A typical situation that can lead to legal problems later is when the architect reviews a project, only checks for conformance with the design concept and general compliance with the contract documents, then makes changes to the contract documents that may not be authorized. Thus, when the contractor proposes an alternative method of a product or design submitted within a shop drawing, he may be assuming the risk that any changes can be performed. If the change cannot be performed, or if it causes delays or impacts, it is to the contractor's account. Simply put, he who designs the product, bears the risk of performance problems and impacts.
Courts have routinely applied the doctrine of comparative fault or comparative negligence in apportioning damages resulting from defective designs in contract performance.
Recognition of Performance Specifications
It is important to note that the owner has no obligation to organize the drawings or specifications in any manner in the context of performance specifications. Therefore, it is incumbent upon the contractor to review the plans and specifications in great detail and make all necessary inquiries to clarify any ambiguities.
Particular attention should be paid to the language in the contract setting forth requirements to comply with certain performance tests.
Here are some performance type phrases:
The foregoing phrases or words used in similar effect in the specifications indicate that the owner is not warranting the proposed specification for the project. Accordingly, thorough review of the contract documents rests with the contractor.

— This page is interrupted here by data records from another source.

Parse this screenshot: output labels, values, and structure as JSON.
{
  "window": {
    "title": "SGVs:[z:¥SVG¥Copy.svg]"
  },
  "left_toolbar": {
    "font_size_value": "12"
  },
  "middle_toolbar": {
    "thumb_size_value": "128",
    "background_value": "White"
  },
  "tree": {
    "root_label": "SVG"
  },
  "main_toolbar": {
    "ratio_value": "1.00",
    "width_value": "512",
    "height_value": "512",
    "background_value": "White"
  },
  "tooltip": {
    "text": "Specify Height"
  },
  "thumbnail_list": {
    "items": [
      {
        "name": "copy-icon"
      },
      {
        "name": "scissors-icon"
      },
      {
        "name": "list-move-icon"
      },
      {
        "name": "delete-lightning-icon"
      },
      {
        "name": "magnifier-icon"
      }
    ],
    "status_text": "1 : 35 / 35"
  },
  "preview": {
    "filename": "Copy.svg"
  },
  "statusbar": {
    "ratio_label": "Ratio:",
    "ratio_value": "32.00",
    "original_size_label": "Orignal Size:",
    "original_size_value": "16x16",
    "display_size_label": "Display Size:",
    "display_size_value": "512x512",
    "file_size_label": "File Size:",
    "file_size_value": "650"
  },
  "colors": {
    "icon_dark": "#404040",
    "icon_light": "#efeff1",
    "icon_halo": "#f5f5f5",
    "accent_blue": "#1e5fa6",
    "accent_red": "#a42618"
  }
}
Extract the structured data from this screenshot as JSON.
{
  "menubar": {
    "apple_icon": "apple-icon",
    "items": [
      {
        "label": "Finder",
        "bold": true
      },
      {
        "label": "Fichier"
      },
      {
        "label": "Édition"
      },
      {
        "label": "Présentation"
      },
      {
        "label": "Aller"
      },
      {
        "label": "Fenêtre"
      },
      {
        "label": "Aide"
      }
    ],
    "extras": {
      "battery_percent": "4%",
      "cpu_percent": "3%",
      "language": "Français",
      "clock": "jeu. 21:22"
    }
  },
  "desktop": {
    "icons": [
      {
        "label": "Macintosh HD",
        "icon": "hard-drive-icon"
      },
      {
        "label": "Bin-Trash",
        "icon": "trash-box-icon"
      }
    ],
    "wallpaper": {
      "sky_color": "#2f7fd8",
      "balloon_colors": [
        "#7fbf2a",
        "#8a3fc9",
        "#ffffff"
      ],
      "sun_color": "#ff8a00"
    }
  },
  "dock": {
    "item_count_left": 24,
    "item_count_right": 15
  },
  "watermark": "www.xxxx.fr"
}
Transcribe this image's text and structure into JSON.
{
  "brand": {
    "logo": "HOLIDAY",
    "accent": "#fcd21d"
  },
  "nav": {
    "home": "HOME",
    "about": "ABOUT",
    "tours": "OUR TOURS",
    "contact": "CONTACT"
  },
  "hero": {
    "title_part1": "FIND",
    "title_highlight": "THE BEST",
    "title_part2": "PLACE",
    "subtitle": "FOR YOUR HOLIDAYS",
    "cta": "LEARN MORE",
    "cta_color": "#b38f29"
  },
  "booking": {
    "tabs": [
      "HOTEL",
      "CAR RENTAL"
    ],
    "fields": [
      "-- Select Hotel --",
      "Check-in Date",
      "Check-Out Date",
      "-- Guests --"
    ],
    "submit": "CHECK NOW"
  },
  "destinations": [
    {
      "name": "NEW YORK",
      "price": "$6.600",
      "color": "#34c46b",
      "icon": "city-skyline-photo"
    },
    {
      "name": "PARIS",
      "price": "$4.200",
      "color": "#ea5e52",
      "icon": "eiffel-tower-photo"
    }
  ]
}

The contractor is bound to build a project according to the plans and specifications. Even though there is an implied warranty that specifications, without fail, will produce a satisfactory product, this concept applies only to design specifications and not performance specifications. Since the courts are unclear and inconsistent in determining what is a design or performance specification, the bottom line is, when in doubt, ask.
About the Author
Michael J. Baker is a partner of the construction/infrastructure practice group at the Irvine, California office for the national law firm of Arter & Hadden, LLP. Mr. Baker is a recognized expert, specializing in the representation of local, national and international owners, design professionals and contractors in business and contractual matters, as well as disputes before mediators, arbitration panels and state and federal courts. This representation has included contract negotiations, bid document preparation, contract performance disputes, surety bond claims, and the full range of insurance issues and claims involving major public and private construction projects, engineering systems and specialized facilities. Mr. Baker can be reached at Arter & Hadden, LLP 949.252.3154 or via e-mail: firstname.lastname@example.org.